ABOUT THIS EXERCISE:
Look through the listing below and give the number of lines that hold "label". Say nothing more.

SOURCE DATA:

......

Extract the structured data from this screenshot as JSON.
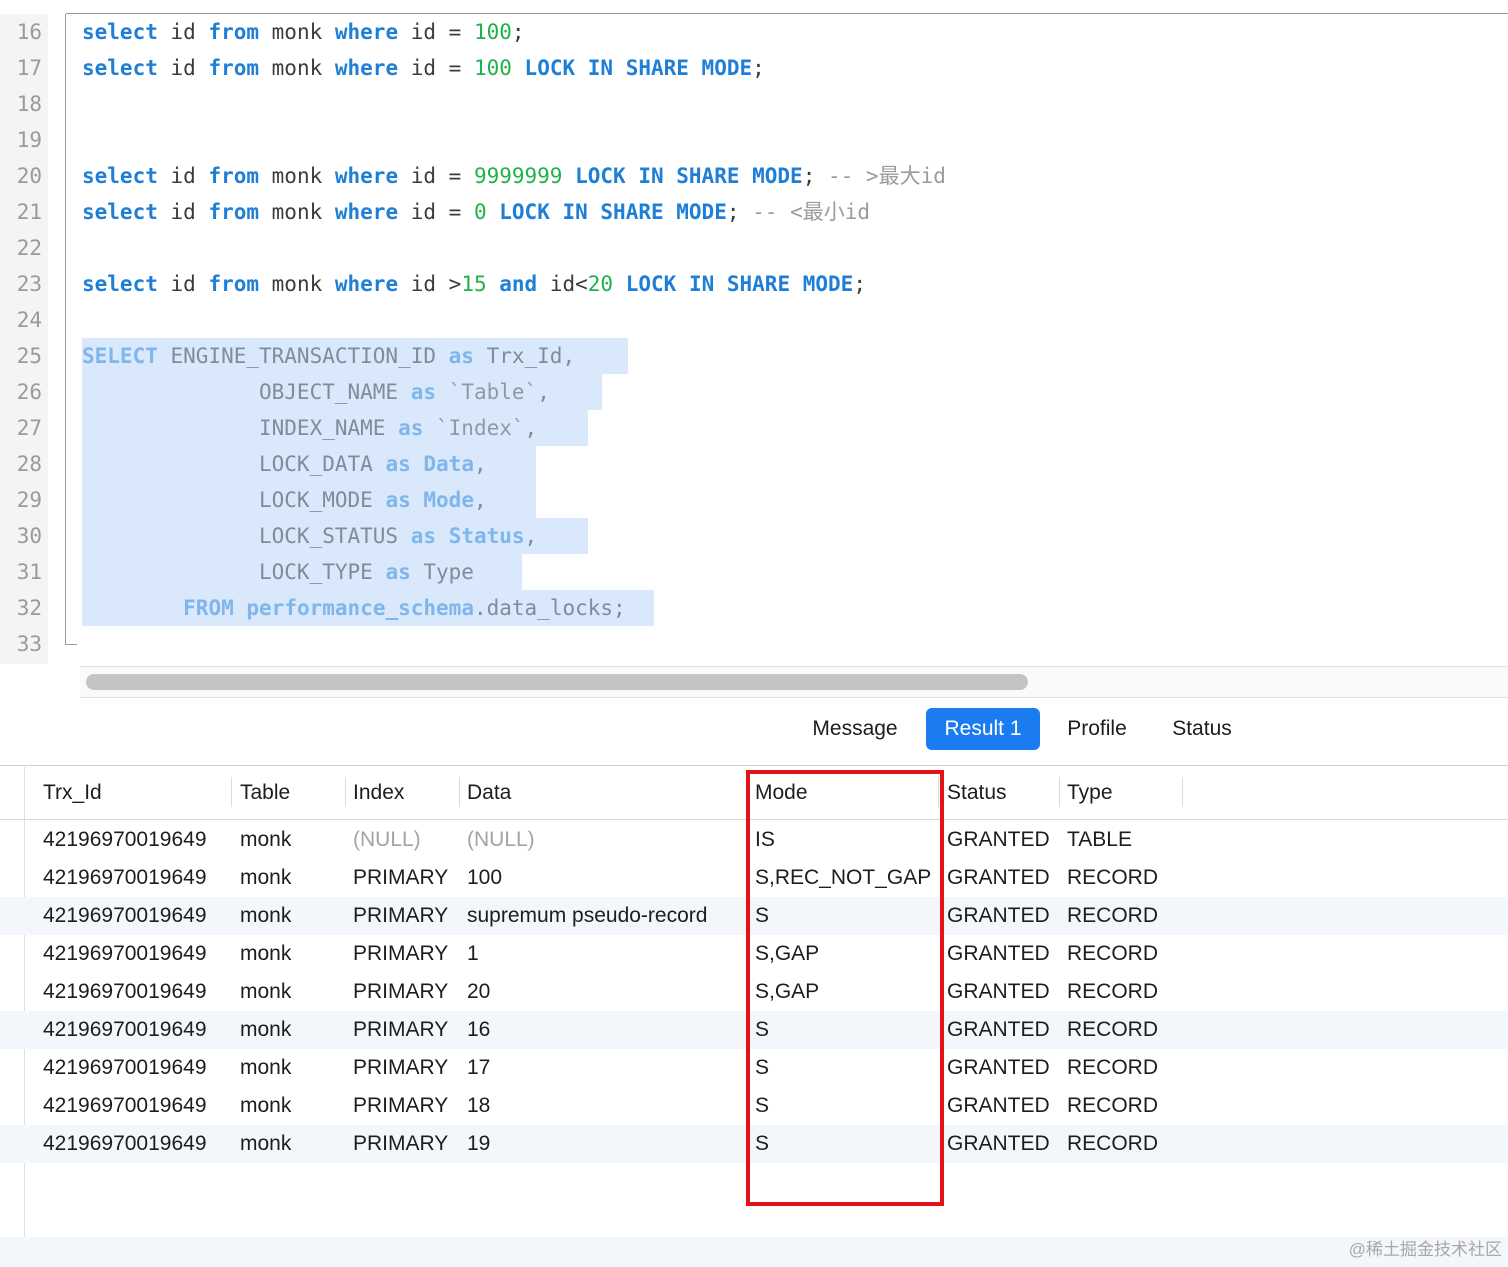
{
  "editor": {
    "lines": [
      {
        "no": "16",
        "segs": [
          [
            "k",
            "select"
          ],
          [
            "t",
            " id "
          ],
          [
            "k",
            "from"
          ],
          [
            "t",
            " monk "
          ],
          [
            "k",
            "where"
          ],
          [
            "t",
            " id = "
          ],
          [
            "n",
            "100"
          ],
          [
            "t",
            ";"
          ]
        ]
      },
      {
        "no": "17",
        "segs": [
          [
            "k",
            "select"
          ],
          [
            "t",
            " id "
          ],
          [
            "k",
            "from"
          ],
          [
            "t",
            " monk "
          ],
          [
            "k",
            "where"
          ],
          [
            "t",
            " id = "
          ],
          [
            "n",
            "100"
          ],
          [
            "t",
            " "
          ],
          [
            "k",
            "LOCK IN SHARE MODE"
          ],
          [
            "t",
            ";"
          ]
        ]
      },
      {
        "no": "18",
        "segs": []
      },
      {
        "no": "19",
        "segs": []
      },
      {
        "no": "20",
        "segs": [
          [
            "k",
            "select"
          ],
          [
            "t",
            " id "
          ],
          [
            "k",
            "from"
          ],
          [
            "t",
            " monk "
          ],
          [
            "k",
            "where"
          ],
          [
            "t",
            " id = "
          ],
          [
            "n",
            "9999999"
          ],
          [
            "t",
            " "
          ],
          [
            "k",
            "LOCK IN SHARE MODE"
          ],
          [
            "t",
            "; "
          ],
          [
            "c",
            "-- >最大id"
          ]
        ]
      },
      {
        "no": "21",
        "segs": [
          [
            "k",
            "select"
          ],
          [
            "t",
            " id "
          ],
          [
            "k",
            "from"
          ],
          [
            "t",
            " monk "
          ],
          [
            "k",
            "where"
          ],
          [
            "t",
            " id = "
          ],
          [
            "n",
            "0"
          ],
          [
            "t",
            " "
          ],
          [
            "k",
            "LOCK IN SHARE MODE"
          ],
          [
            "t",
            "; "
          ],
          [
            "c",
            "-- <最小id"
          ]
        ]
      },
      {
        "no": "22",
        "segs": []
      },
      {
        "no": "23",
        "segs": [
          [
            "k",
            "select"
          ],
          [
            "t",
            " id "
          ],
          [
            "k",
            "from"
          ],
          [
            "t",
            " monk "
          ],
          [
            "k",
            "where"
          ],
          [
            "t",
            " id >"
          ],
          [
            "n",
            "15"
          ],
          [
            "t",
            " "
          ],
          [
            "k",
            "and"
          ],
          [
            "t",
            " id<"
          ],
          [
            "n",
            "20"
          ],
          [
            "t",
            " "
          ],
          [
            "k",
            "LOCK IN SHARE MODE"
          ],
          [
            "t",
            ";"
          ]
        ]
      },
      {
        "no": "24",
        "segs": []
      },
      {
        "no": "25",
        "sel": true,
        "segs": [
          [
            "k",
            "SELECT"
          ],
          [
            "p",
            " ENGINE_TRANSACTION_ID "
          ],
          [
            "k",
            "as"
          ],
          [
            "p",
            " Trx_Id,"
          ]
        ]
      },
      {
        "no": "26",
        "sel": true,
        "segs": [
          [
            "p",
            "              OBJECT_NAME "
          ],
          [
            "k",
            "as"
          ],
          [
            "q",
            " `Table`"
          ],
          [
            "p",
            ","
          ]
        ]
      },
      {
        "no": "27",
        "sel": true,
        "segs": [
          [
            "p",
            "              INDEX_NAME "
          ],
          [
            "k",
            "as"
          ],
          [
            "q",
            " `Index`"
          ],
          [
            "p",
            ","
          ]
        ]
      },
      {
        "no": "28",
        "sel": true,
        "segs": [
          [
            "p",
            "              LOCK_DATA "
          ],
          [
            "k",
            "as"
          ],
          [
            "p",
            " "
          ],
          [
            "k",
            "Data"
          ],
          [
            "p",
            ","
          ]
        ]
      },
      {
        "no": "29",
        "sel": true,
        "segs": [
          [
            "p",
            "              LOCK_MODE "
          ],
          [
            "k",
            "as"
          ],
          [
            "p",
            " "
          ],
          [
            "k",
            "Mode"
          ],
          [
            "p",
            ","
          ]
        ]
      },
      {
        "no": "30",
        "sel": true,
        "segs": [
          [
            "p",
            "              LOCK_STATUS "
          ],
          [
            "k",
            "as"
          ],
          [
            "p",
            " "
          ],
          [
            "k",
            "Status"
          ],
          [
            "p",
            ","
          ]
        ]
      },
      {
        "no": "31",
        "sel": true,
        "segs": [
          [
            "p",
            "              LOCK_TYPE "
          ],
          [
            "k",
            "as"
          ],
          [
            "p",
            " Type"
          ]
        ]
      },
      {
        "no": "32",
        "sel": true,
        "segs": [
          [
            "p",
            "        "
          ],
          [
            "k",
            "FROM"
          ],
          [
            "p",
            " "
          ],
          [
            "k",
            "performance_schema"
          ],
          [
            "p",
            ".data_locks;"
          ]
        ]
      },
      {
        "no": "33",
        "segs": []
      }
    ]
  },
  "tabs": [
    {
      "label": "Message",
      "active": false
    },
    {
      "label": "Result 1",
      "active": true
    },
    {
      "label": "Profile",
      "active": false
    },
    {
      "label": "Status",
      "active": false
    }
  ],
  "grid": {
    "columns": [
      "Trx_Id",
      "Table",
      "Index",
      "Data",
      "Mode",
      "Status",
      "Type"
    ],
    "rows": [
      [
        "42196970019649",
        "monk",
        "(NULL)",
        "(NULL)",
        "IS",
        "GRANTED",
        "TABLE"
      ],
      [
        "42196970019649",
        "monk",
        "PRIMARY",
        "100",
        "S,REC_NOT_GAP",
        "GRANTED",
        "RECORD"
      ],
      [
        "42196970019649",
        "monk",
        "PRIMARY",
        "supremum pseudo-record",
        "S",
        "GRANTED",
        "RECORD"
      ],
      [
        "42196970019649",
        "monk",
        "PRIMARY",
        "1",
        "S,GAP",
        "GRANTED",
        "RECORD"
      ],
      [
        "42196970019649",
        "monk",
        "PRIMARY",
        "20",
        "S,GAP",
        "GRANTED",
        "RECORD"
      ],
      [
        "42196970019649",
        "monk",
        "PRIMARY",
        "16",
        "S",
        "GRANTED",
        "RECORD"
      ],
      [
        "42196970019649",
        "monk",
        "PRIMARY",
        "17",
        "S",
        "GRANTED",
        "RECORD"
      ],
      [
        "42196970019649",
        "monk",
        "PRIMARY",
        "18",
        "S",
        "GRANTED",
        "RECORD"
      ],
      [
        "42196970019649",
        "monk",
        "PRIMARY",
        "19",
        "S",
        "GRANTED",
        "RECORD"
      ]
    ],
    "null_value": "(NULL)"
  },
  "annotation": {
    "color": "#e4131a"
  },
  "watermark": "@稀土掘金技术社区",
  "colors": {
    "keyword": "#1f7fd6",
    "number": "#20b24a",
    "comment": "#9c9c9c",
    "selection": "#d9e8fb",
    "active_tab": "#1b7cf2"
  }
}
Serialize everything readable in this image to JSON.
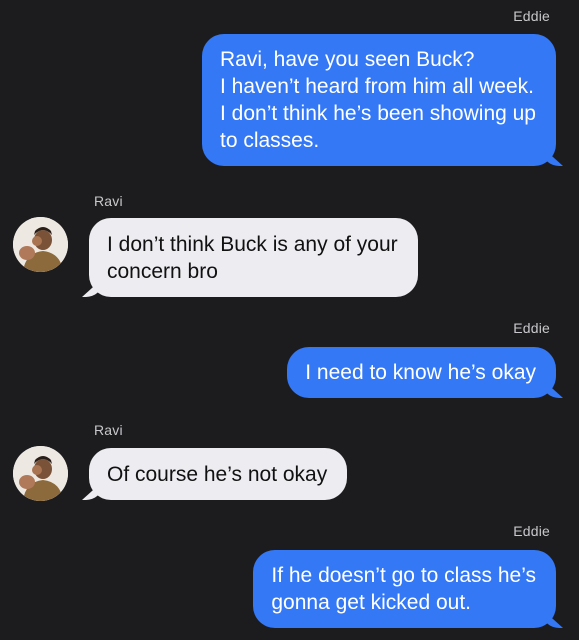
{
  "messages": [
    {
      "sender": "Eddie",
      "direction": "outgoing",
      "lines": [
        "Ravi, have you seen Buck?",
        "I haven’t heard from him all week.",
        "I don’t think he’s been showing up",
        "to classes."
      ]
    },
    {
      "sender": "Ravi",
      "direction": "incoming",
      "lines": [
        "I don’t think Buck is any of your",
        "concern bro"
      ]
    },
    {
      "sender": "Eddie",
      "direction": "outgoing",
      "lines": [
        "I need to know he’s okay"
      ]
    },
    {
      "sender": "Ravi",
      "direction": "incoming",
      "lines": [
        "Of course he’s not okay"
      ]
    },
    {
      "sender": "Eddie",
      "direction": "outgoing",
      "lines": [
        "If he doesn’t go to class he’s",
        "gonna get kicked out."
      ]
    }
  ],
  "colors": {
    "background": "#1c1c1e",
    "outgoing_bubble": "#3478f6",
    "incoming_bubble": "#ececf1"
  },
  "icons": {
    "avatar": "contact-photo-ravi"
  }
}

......

ANSWER TO THIS EXERCISE:
4